Nearly all the deadly infections of the corona virus are localized in the centre of the epidemic in and near Wuhan in the province of Hubei, China. This analysis leads to two main types of contamination: 1) breathing in the virus after a nearby contaminated person coughs or sneezes and 2) contracting the virus via the fecal-oral route, due to poor hygiene, that is not washing your hands. Of these two methods, the first is very dangerous. From the point of view of epidemics, the second form is potentially as dangerous as the first one. But for most individuals that are treated well the consequence of being contaminated seems to be no more deadly than a normal flu. Even so, the danger for whole populations and even for whole continents remains huge: every infected individual, who is not properly treated, can lead to a huge and dangerous epidemic.
By Andy May
We have recently seen that Trump and his administration have not been accused of committing any crimes, other than those related to the improper spying on and interfering with his campaign by Obama holdovers, like Comey, McCabe, Strzok, Page, Brennan, Clapper and others (link). These latter people have all been fired or forced out of their positions for their involvement in the allegedly illegal spying against the Trump campaign or lying about the operation (link). The House of Representatives accused him of “abuse of power” and “obstruction of Congress,” but these are not crimes and not impeachable offenses according to a majority of the Senate and constitutional scholars Alan Dershowitz and Jonathon Turley, at least not as presented by the House. Turley believes both could be impeachable in theory, even though they are not crimes, but he says the House has not made a strong enough case for that.
Guest post by Renee Hannon
Ice cores datasets are important tools when reconstructing Earth’s paleoclimate. Antarctic ice core data are routinely used as proxies for past CO2 concentrations. This is because twenty years ago scientists theorized Greenland ice core CO2 data was unreliable since CO2 trapped in air bubbles had potentially been altered by in-situ chemical reactions. As a result, Greenland CO2 datasets are not used in scientific studies to understand Northern and Southern hemispheres interactions and sensitivity of greenhouse gases under various climatic conditions.

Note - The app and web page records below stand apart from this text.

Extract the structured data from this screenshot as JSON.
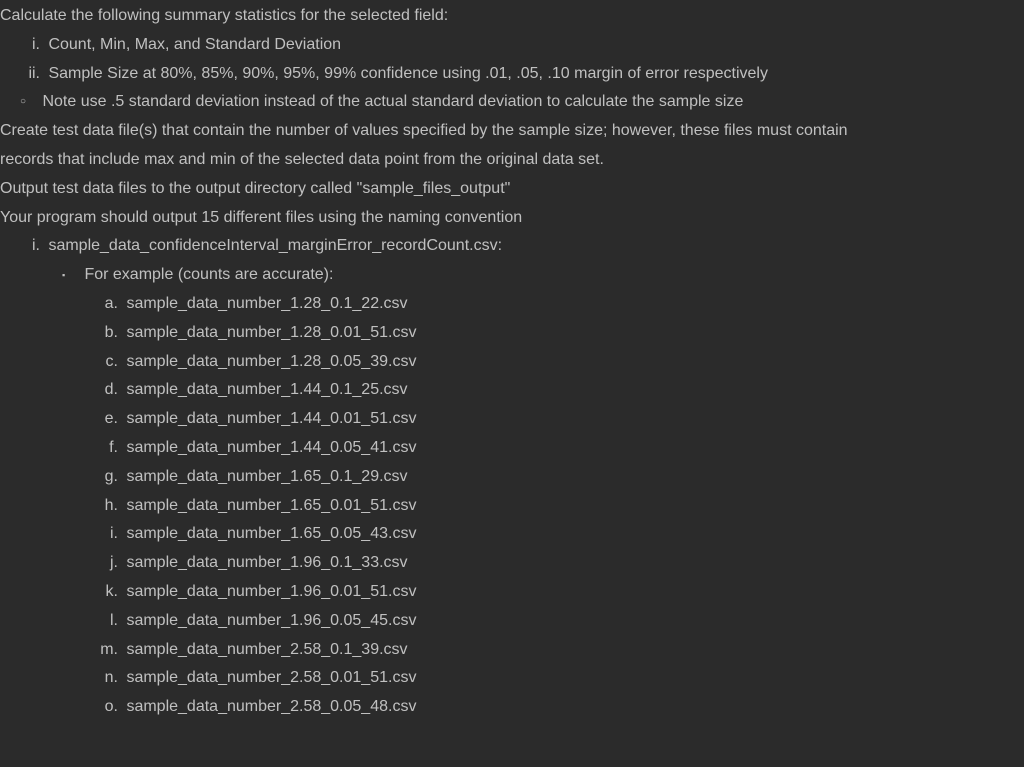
{
  "lines": {
    "l1": "Calculate the following summary statistics for the selected field:",
    "l2_marker": "i.",
    "l2": "Count, Min, Max, and Standard Deviation",
    "l3_marker": "ii.",
    "l3": "Sample Size at 80%, 85%, 90%, 95%, 99% confidence using .01, .05, .10 margin of error respectively",
    "l4_marker": "○",
    "l4": "Note use .5 standard deviation instead of the actual standard deviation to calculate the sample size",
    "l5": "Create test data file(s) that contain the number of values specified by the sample size; however, these files must contain",
    "l6": "records that include max and min of the selected data point from the original data set.",
    "l7": "Output test data files to the output directory called \"sample_files_output\"",
    "l8": "Your program should output 15 different files using the naming convention",
    "l9_marker": "i.",
    "l9": "sample_data_confidenceInterval_marginError_recordCount.csv:",
    "l10_marker": "▪",
    "l10": "For example (counts are accurate):",
    "fa_m": "a.",
    "fa": "sample_data_number_1.28_0.1_22.csv",
    "fb_m": "b.",
    "fb": "sample_data_number_1.28_0.01_51.csv",
    "fc_m": "c.",
    "fc": "sample_data_number_1.28_0.05_39.csv",
    "fd_m": "d.",
    "fd": "sample_data_number_1.44_0.1_25.csv",
    "fe_m": "e.",
    "fe": "sample_data_number_1.44_0.01_51.csv",
    "ff_m": "f.",
    "ff": "sample_data_number_1.44_0.05_41.csv",
    "fg_m": "g.",
    "fg": "sample_data_number_1.65_0.1_29.csv",
    "fh_m": "h.",
    "fh": "sample_data_number_1.65_0.01_51.csv",
    "fi_m": "i.",
    "fi": "sample_data_number_1.65_0.05_43.csv",
    "fj_m": "j.",
    "fj": "sample_data_number_1.96_0.1_33.csv",
    "fk_m": "k.",
    "fk": "sample_data_number_1.96_0.01_51.csv",
    "fl_m": "l.",
    "fl": "sample_data_number_1.96_0.05_45.csv",
    "fm_m": "m.",
    "fm": "sample_data_number_2.58_0.1_39.csv",
    "fn_m": "n.",
    "fn": "sample_data_number_2.58_0.01_51.csv",
    "fo_m": "o.",
    "fo": "sample_data_number_2.58_0.05_48.csv"
  }
}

This theory was put forward because Greenland CO2 data were more variable and different than Antarctic CO2 measurements located in the opposite polar region about 11,000 miles away. This article re-examines Greenland ice cores to see if they do indeed contain useful CO2 data. The theory of in-situ chemical reactions to explain a surplus and deficit of CO2, relative to Antarctic data, will be shown to be tenuous. The Greenland CO2 data demonstrates a response to the Medieval Warm Period, Little Ice Age, Dansgaard-Oeschger and other past climate change events. This response to past climate changes offers an improved explanation for why Greenland and Antarctic CO2 measurements differ. Further, Greenland CO2 measurements show rapid increases of 100 ppm during warm events in relatively short periods of time.
I have maintained since 2015 that in the 2006-2007 season the Arctic underwent a cyclical phase shift, and the rapid sea-ice melting observed over the previous decades ended. A few scientists predicted or explained this shift based on their study of multi-decadal oscillations (see bibliography). They were ignored by mainstream climatology and the press because the “anthropogenic” melting of the Arctic is one of the main selling points of the climate scare. See for example:
A devastating Arctic temperature rise that could submerge coastal cities and trigger species extinction is now locked in. Business Insider March 15, 2019
Year after year the data supports my view over the desperate scaremongers like Tamino. With the passing of time it is more and more difficult to defend the idea that Arctic melting is continuing, so alarmists keep changing the metric. First it was September sea-ice extent (SIE), then September sea-ice volume, and now annual average SIE. However, the reference measurements are September minimum SIE and March maximum SIE. Continue reading